### Extracted information
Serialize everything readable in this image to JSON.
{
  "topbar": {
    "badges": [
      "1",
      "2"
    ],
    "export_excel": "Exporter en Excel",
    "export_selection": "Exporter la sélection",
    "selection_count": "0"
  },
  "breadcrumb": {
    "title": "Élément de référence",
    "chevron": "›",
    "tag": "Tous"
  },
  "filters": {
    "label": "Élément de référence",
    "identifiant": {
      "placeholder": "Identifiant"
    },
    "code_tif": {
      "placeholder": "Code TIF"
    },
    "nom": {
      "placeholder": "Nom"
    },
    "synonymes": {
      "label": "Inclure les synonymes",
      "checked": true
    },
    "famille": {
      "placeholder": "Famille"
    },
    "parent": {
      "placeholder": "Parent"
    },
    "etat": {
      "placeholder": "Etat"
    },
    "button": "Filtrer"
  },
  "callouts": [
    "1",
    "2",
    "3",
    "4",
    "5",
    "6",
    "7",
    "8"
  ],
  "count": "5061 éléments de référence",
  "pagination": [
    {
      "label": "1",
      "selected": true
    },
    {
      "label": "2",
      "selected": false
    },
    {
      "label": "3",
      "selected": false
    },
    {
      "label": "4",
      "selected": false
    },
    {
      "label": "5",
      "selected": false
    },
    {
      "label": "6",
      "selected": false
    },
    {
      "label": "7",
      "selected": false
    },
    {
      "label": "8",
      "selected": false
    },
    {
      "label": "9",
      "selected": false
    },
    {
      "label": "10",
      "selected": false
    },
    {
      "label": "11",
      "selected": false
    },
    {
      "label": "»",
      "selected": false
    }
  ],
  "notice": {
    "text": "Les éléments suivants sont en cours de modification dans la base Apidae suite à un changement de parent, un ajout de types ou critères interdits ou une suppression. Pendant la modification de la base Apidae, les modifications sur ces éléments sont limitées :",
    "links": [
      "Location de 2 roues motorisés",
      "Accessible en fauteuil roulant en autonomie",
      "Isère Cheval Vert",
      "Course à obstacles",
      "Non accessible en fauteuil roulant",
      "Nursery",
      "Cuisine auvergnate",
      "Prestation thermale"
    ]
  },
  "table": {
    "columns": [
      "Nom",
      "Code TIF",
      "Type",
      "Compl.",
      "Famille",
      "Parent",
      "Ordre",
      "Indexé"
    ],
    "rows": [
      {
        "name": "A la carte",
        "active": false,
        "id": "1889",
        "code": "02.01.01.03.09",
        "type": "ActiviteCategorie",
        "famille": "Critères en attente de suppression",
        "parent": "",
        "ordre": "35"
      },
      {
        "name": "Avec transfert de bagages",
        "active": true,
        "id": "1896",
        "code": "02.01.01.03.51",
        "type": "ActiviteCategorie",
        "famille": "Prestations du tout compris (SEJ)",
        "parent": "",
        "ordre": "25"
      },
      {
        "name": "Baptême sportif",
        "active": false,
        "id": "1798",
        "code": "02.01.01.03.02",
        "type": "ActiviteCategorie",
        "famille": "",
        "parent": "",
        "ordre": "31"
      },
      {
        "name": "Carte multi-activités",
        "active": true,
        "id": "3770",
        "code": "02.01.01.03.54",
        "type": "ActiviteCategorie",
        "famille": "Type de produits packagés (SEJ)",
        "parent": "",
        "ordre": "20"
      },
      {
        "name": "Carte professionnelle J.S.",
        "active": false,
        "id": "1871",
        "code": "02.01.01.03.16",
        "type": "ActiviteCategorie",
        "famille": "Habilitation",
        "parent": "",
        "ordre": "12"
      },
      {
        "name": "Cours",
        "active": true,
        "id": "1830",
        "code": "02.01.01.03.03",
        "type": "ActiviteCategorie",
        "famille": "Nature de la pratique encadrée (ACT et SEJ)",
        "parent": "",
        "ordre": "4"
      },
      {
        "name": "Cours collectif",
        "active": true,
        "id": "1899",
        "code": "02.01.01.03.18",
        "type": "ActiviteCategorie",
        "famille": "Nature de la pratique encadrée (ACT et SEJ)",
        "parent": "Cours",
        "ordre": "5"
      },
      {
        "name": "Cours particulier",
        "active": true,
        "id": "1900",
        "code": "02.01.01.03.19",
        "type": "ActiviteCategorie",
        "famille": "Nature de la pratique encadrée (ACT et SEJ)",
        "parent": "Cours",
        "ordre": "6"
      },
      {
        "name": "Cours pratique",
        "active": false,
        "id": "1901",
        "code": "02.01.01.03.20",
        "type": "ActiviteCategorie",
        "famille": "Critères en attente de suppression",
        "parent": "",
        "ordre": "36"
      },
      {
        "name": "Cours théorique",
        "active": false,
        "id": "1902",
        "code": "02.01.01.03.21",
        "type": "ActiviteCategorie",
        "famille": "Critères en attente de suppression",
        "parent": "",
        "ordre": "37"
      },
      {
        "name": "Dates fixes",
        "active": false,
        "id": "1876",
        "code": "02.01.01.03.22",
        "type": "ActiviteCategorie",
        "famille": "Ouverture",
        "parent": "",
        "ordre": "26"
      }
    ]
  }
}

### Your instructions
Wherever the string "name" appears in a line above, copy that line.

### Your solution
        "name": "A la carte",
        "name": "Avec transfert de bagages",
        "name": "Baptême sportif",
        "name": "Carte multi-activités",
        "name": "Carte professionnelle J.S.",
        "name": "Cours",
        "name": "Cours collectif",
        "name": "Cours particulier",
        "name": "Cours pratique",
        "name": "Cours théorique",
        "name": "Dates fixes",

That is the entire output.